What is a Lottery?


Lottery is a form of gambling that involves betting a small sum of money for the chance to win large jackpots. They are also a popular form of entertainment and a way to raise funds for public projects.

The origins of the lottery date back centuries to ancient times. It was used in Old Testament times as a way to distribute land among people, and in Roman emperors’ Saturnalian feasts and other entertainments to give away slaves and property.

Usually, the lottery is run by state or local governments. Ticket holders purchase a set of numbers that they hope will be drawn when the lottery takes place. Once the lottery has been held, if the numbers on your ticket match the ones that were drawn, you win some of the money that you spent on the tickets.

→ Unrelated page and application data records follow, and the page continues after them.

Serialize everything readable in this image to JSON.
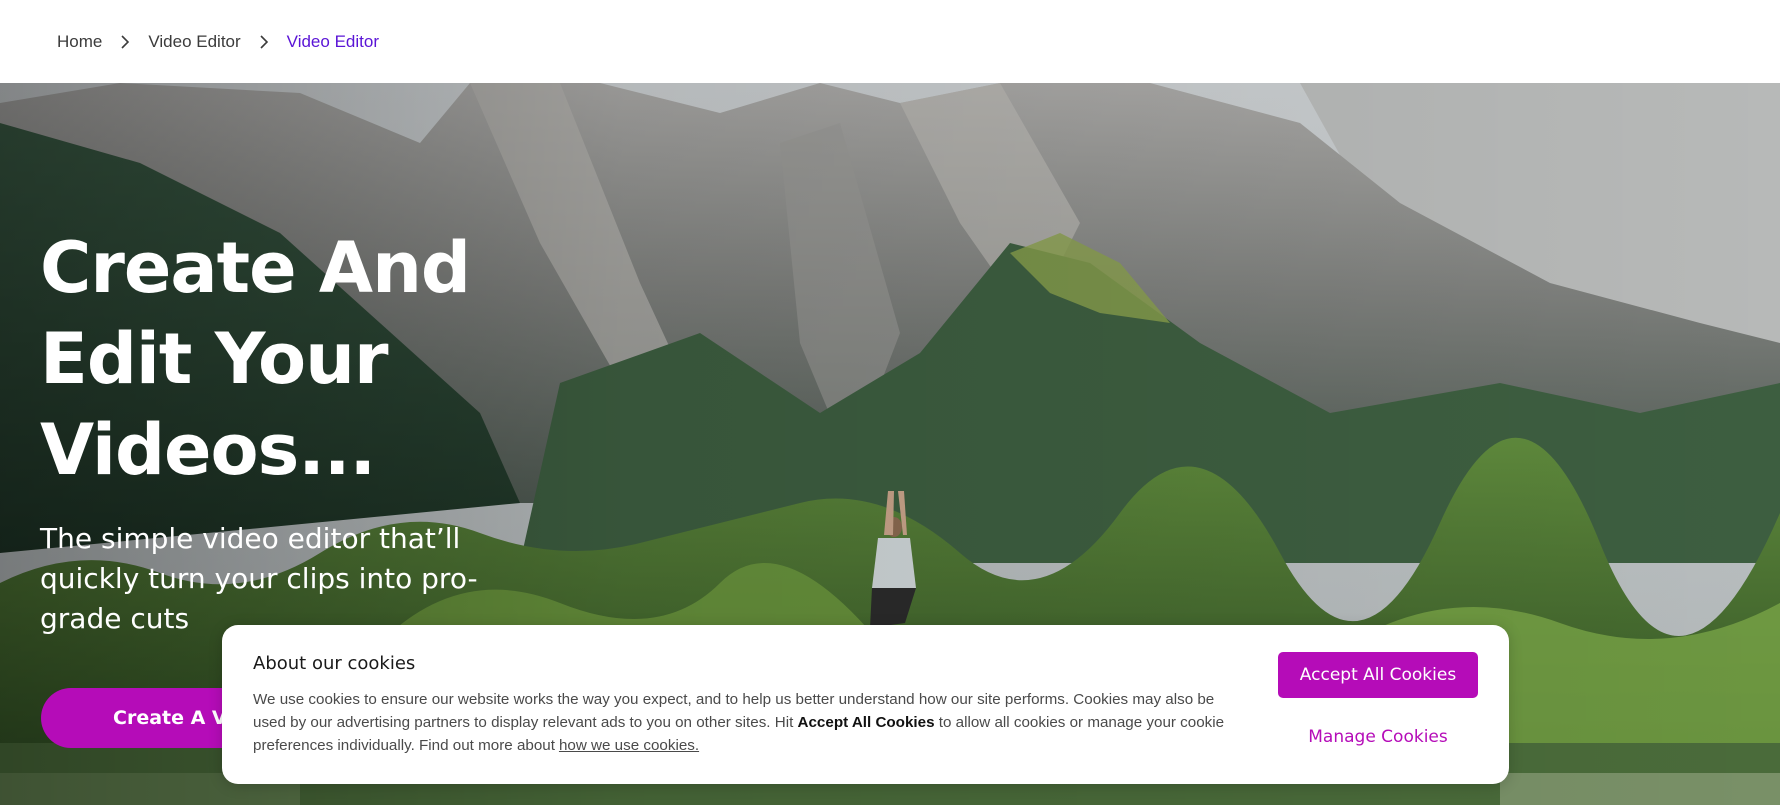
{
  "breadcrumb": {
    "items": [
      "Home",
      "Video Editor",
      "Video Editor"
    ],
    "separator_icon": "chevron-right-icon"
  },
  "hero": {
    "title": "Create And Edit Your Videos...",
    "subtitle": "The simple video editor that’ll quickly turn your clips into pro-grade cuts",
    "cta_label": "Create A Video"
  },
  "cookies": {
    "title": "About our cookies",
    "text_part1": "We use cookies to ensure our website works the way you expect, and to help us better understand how our site performs. Cookies may also be used by our advertising partners to display relevant ads to you on other sites. Hit ",
    "text_bold": "Accept All Cookies",
    "text_part2": " to allow all cookies or manage your cookie preferences individually. Find out more about",
    "link_label": "how we use cookies.",
    "accept_label": "Accept All Cookies",
    "manage_label": "Manage Cookies"
  },
  "colors": {
    "accent": "#b50cb8",
    "breadcrumb_current": "#5a14d6"
  }
}
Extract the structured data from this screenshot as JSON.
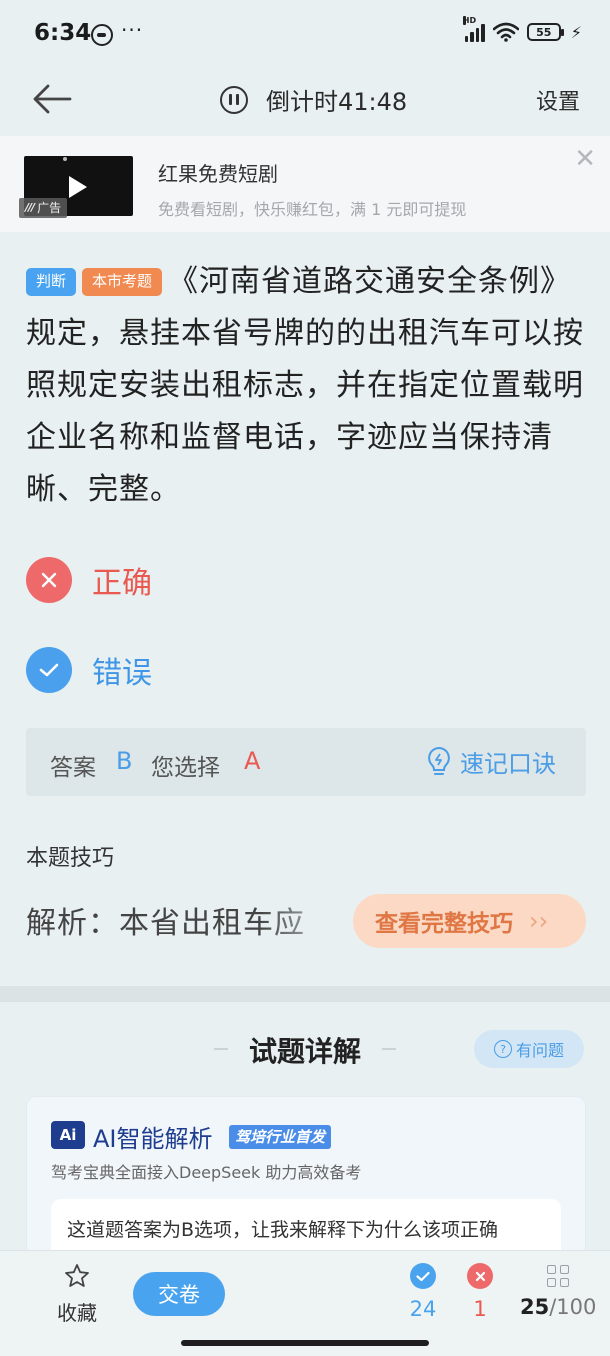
{
  "status_bar": {
    "time": "6:34",
    "dots": "···",
    "battery": "55"
  },
  "header": {
    "timer_label": "倒计时41:48",
    "settings_label": "设置"
  },
  "ad": {
    "title": "红果免费短剧",
    "subtitle": "免费看短剧，快乐赚红包，满 1 元即可提现",
    "badge": "广告"
  },
  "question": {
    "tags": [
      "判断",
      "本市考题"
    ],
    "text": "《河南省道路交通安全条例》规定，悬挂本省号牌的的出租汽车可以按照规定安装出租标志，并在指定位置载明企业名称和监督电话，字迹应当保持清晰、完整。"
  },
  "options": [
    {
      "label": "正确",
      "state": "wrong"
    },
    {
      "label": "错误",
      "state": "correct"
    }
  ],
  "answer": {
    "answer_label": "答案",
    "answer_value": "B",
    "selected_label": "您选择",
    "selected_value": "A",
    "mnemonic_label": "速记口诀"
  },
  "tips": {
    "title": "本题技巧",
    "preview": "解析：本省出租车应",
    "button_label": "查看完整技巧"
  },
  "details": {
    "title": "试题详解",
    "problem_label": "有问题",
    "ai": {
      "logo": "Ai",
      "title": "AI智能解析",
      "badge": "驾培行业首发",
      "subtitle": "驾考宝典全面接入DeepSeek 助力高效备考",
      "bubble_text": "这道题答案为B选项，让我来解释下为什么该项正确"
    }
  },
  "bottom_bar": {
    "favorite_label": "收藏",
    "submit_label": "交卷",
    "correct_count": "24",
    "wrong_count": "1",
    "progress_current": "25",
    "progress_total": "/100"
  },
  "colors": {
    "accent_blue": "#4aa3ee",
    "wrong_red": "#ee6a6a",
    "tip_orange": "#e07644"
  }
}
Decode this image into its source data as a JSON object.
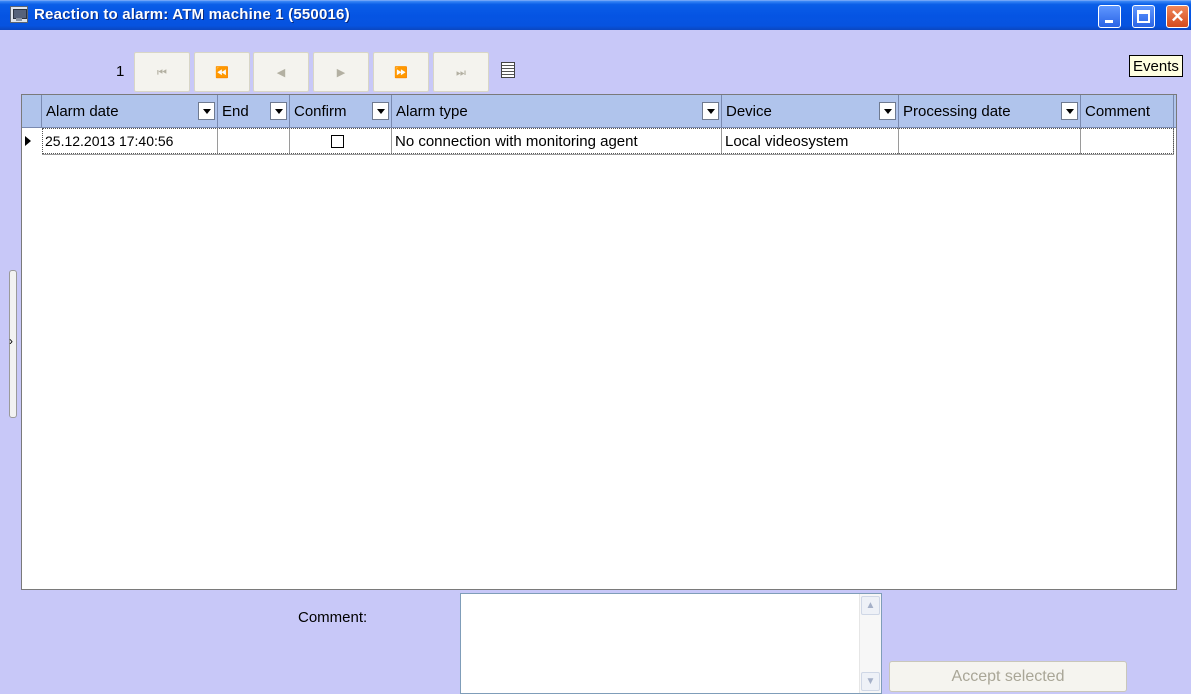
{
  "window": {
    "title": "Reaction to alarm: ATM machine 1 (550016)",
    "icon": "monitor-icon"
  },
  "navigator": {
    "page": "1",
    "buttons": [
      {
        "name": "first",
        "glyph": "⏮"
      },
      {
        "name": "prior-page",
        "glyph": "⏪"
      },
      {
        "name": "prior",
        "glyph": "◀"
      },
      {
        "name": "next",
        "glyph": "▶"
      },
      {
        "name": "next-page",
        "glyph": "⏩"
      },
      {
        "name": "last",
        "glyph": "⏭"
      }
    ],
    "tooltip": "Events"
  },
  "grid": {
    "columns": [
      "Alarm date",
      "End",
      "Confirm",
      "Alarm type",
      "Device",
      "Processing date",
      "Comment"
    ],
    "rows": [
      {
        "alarm_date": "25.12.2013 17:40:56",
        "end": "",
        "confirmed": false,
        "alarm_type": "No connection with monitoring agent",
        "device": "Local videosystem",
        "processing_date": "",
        "comment": ""
      }
    ]
  },
  "footer": {
    "comment_label": "Comment:",
    "comment_value": "",
    "accept_label": "Accept selected"
  },
  "colors": {
    "titlebar": "#0554e3",
    "background": "#c8c8f8",
    "header": "#b0c4ec"
  }
}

You can play the lottery online or in-person at a local retailer. Depending on the rules of the lottery, you can choose to buy one ticket or many tickets for each drawing.

If you win, the prize money will be deposited into a special account that is owned by the lottery and is paid to winners. The money can then be spent by the government to build infrastructure, support charities, or promote education and other projects.

Some countries, including the United States, use a computer system to track and report purchases of lottery tickets. These systems are preferred because they reduce the cost of printing and transporting tickets.

The laws and regulations governing the operation of lotteries vary by state. They may require that retailers be licensed, that tickets must be sold by the retailer, and that prizes be awarded in a fair and equitable manner. They may also require that the money raised by the lottery be donated to charity or other good causes.

While the lottery is a common form of fundraising, it can have negative effects on people’s lives. It can lead to a decline in living standards or even cause people to lose their jobs and homes.

Moreover, the lottery is often criticized for a tendency to promote amoral behavior by encouraging people to gamble and spend their money on non-essentials. It is therefore important to understand the risks of participating in a lottery.

In order to determine the probability of winning, lottery organizers must choose a number of balls to use for their drawings. The more balls they use, the higher the odds are of winning. For example, if they use 50 balls and you have to pick three of them for each drawing, the odds are 18,009,460:1.

If you win the lottery, however, your life could change forever. You could be rich or poor, you might get married, or you might die.

The chances of winning a big prize in the lottery are very small, and the odds of being lucky enough to have all six numbers on your ticket come up are almost impossible. You don’t need to be a mathematician to figure out that your odds of winning the lottery are pretty small, and you should definitely avoid the temptation to buy tickets.